Web page and app entries
----

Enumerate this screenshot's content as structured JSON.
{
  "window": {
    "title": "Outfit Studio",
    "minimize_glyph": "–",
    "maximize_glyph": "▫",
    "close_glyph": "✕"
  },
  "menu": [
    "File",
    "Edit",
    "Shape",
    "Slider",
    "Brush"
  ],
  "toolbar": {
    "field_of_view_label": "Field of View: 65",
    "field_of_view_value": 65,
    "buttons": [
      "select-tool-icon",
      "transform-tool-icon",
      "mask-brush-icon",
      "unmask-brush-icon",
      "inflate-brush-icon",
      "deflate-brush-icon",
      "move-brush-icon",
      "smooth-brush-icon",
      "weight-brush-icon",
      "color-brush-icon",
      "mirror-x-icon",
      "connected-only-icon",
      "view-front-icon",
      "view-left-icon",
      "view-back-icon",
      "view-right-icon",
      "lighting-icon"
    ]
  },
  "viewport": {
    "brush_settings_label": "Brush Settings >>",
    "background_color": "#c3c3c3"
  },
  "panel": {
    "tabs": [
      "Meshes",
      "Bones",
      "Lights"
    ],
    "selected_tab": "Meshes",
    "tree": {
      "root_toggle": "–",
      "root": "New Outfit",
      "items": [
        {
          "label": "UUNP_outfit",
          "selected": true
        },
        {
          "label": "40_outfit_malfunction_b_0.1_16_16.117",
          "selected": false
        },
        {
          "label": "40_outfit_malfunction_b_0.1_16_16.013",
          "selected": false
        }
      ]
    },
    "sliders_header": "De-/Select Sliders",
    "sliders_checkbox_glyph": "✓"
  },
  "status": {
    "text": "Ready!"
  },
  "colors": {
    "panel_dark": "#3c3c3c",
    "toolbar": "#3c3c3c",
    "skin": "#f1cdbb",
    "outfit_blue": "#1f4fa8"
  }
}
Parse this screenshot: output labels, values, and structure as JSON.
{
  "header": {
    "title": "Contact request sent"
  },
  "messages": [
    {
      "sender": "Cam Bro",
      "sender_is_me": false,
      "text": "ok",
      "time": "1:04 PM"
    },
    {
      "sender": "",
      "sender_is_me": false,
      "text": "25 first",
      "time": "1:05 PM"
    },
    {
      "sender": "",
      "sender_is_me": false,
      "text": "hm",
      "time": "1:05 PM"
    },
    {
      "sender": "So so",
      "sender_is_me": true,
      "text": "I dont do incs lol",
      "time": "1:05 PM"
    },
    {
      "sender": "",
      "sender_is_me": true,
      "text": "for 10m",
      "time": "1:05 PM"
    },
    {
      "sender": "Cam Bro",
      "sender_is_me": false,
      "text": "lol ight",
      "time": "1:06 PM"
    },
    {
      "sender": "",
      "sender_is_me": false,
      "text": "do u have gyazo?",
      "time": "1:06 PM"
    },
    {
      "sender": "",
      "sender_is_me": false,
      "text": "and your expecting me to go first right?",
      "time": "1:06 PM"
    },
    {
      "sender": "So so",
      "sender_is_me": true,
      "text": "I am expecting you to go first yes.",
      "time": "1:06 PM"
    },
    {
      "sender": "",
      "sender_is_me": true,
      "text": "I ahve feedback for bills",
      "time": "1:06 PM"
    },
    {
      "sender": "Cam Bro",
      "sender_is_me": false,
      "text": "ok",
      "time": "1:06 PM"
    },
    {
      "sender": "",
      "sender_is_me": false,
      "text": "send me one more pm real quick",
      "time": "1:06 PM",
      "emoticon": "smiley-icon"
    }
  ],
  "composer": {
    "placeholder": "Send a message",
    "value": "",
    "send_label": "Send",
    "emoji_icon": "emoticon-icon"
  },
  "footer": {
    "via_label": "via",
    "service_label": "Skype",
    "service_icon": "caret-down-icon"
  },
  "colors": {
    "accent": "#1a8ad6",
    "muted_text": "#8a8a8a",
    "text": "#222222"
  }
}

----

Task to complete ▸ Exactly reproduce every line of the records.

Output ▸
Enumerate this screenshot's content as structured JSON.
{
  "window": {
    "title": "Outfit Studio",
    "minimize_glyph": "–",
    "maximize_glyph": "▫",
    "close_glyph": "✕"
  },
  "menu": [
    "File",
    "Edit",
    "Shape",
    "Slider",
    "Brush"
  ],
  "toolbar": {
    "field_of_view_label": "Field of View: 65",
    "field_of_view_value": 65,
    "buttons": [
      "select-tool-icon",
      "transform-tool-icon",
      "mask-brush-icon",
      "unmask-brush-icon",
      "inflate-brush-icon",
      "deflate-brush-icon",
      "move-brush-icon",
      "smooth-brush-icon",
      "weight-brush-icon",
      "color-brush-icon",
      "mirror-x-icon",
      "connected-only-icon",
      "view-front-icon",
      "view-left-icon",
      "view-back-icon",
      "view-right-icon",
      "lighting-icon"
    ]
  },
  "viewport": {
    "brush_settings_label": "Brush Settings >>",
    "background_color": "#c3c3c3"
  },
  "panel": {
    "tabs": [
      "Meshes",
      "Bones",
      "Lights"
    ],
    "selected_tab": "Meshes",
    "tree": {
      "root_toggle": "–",
      "root": "New Outfit",
      "items": [
        {
          "label": "UUNP_outfit",
          "selected": true
        },
        {
          "label": "40_outfit_malfunction_b_0.1_16_16.117",
          "selected": false
        },
        {
          "label": "40_outfit_malfunction_b_0.1_16_16.013",
          "selected": false
        }
      ]
    },
    "sliders_header": "De-/Select Sliders",
    "sliders_checkbox_glyph": "✓"
  },
  "status": {
    "text": "Ready!"
  },
  "colors": {
    "panel_dark": "#3c3c3c",
    "toolbar": "#3c3c3c",
    "skin": "#f1cdbb",
    "outfit_blue": "#1f4fa8"
  }
}
Parse this screenshot: output labels, values, and structure as JSON.
{
  "header": {
    "title": "Contact request sent"
  },
  "messages": [
    {
      "sender": "Cam Bro",
      "sender_is_me": false,
      "text": "ok",
      "time": "1:04 PM"
    },
    {
      "sender": "",
      "sender_is_me": false,
      "text": "25 first",
      "time": "1:05 PM"
    },
    {
      "sender": "",
      "sender_is_me": false,
      "text": "hm",
      "time": "1:05 PM"
    },
    {
      "sender": "So so",
      "sender_is_me": true,
      "text": "I dont do incs lol",
      "time": "1:05 PM"
    },
    {
      "sender": "",
      "sender_is_me": true,
      "text": "for 10m",
      "time": "1:05 PM"
    },
    {
      "sender": "Cam Bro",
      "sender_is_me": false,
      "text": "lol ight",
      "time": "1:06 PM"
    },
    {
      "sender": "",
      "sender_is_me": false,
      "text": "do u have gyazo?",
      "time": "1:06 PM"
    },
    {
      "sender": "",
      "sender_is_me": false,
      "text": "and your expecting me to go first right?",
      "time": "1:06 PM"
    },
    {
      "sender": "So so",
      "sender_is_me": true,
      "text": "I am expecting you to go first yes.",
      "time": "1:06 PM"
    },
    {
      "sender": "",
      "sender_is_me": true,
      "text": "I ahve feedback for bills",
      "time": "1:06 PM"
    },
    {
      "sender": "Cam Bro",
      "sender_is_me": false,
      "text": "ok",
      "time": "1:06 PM"
    },
    {
      "sender": "",
      "sender_is_me": false,
      "text": "send me one more pm real quick",
      "time": "1:06 PM",
      "emoticon": "smiley-icon"
    }
  ],
  "composer": {
    "placeholder": "Send a message",
    "value": "",
    "send_label": "Send",
    "emoji_icon": "emoticon-icon"
  },
  "footer": {
    "via_label": "via",
    "service_label": "Skype",
    "service_icon": "caret-down-icon"
  },
  "colors": {
    "accent": "#1a8ad6",
    "muted_text": "#8a8a8a",
    "text": "#222222"
  }
}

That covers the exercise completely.